November 3, 2016 | Commentary on Jobs and Labor Policy
You’ve probably heard about employers that block workers’ access to personal email accounts on work computers. But now, thanks to a new Department of Labor overtime rule, some employers are blocking workers’ access to work emails after hours.
Why? Because although many employers probably want employees to be able to check work email whenever they want, they don’t want to be forced to pay employees time and a half for doing so, which is what the overtime rule mandates.
Under the new rule, employers must pay workers with annual salaries under $47,476 overtime for any work over 40 hours in a given week. So employers are being more cautious about restricting workers’ hours and access to work-based resources.
That’s not quite the result the Obama administration touted when pushing for the rule. The president’s team claimed that employees weren’t being fairly compensated (despite the fact that salaries reflect mutual agreements between workers and employers) and that the rule would put $1.2 billion more per year into workers’ paychecks. But employers have bottom lines, not $1.2 billion slush funds they can tap into without consequence.
Instead of increasing workers’ pay, most employers are figuring out how they can keep pay the same by imposing new restrictions on their workers and by lowering their base salaries or by making them hourly employees. This will presumably leave employees with a lessened ability to determine their schedules as they wish.
Most employers want to afford their employees, who might need to attend a child’s soccer game or school function, the ability to take off two hours one week and then make up the time later. They won’t, however, want to do this if it means cutting the employee an extra check for three hours of work he didn’t perform.
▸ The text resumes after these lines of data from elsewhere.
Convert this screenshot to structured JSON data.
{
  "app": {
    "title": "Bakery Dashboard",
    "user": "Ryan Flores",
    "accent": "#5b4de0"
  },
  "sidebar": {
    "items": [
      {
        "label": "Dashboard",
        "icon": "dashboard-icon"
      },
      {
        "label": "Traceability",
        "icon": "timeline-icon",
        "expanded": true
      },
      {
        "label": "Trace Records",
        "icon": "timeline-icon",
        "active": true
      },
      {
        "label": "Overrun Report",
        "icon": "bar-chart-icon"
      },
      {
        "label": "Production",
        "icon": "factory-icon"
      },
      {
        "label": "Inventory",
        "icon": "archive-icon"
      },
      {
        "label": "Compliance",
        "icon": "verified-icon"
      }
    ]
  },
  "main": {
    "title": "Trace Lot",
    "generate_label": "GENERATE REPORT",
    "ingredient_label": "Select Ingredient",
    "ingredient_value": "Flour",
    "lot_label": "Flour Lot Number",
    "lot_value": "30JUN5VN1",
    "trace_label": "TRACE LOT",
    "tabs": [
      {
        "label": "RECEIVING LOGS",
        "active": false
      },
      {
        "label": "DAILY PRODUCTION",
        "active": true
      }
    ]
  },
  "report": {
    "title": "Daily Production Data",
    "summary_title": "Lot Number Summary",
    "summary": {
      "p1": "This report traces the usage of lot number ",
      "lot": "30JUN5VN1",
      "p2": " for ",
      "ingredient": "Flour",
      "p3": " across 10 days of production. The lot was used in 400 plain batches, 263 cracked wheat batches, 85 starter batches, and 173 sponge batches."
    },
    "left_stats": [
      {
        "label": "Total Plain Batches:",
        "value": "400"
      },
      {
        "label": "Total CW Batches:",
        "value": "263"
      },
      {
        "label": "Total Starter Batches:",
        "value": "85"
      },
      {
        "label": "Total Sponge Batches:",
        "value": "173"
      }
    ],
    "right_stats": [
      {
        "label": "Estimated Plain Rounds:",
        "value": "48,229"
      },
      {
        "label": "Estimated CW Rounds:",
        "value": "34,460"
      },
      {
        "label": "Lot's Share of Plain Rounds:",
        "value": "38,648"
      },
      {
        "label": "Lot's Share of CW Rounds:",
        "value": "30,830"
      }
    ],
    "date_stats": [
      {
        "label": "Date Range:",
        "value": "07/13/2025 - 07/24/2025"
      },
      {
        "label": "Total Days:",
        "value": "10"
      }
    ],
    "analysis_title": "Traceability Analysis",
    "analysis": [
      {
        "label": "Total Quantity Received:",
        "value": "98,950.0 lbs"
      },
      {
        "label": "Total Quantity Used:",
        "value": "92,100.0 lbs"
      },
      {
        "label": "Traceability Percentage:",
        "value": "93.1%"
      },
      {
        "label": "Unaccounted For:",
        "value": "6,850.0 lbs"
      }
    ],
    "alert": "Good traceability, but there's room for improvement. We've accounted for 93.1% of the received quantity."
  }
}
At least one employment law firm has advised its employer clients to prevent employees who make less than $47,476 from accessing company systems remotely. So much for those flexible work schedules women have brought to the workforce in recent decades.
For some women, the flexibility they desire and have worked so hard to obtain could be gone in one fell swoop. At least that’ll be the case for the 35 percent of salaried workers who earn less than $47,476 per year. (A larger share of workers earns less than $47,476, but some are not salaried employees.) That’s because employers who want to avoid big cost increases and potential lawsuits will likely revert to more traditional 9-to-5 schedules and may require employees to be in the office during those hours.
Salaries, as opposed to hourly wages, are desirable for workers and employers alike. They provide stable incomes for workers and stable expenses for employers. Moreover, they allow workers to be paid to get a job done as opposed to being paid for the hours they clock. This encourages greater productivity and can allow workers the flexibility they desire or need in order to balance their work and home commitments.
So why is the administration promulgating a change that limits email access and restricts the choices workers have in their jobs? This is one rule that belongs in the spam folder.
This commentary was distributed by Tribune Content Agency.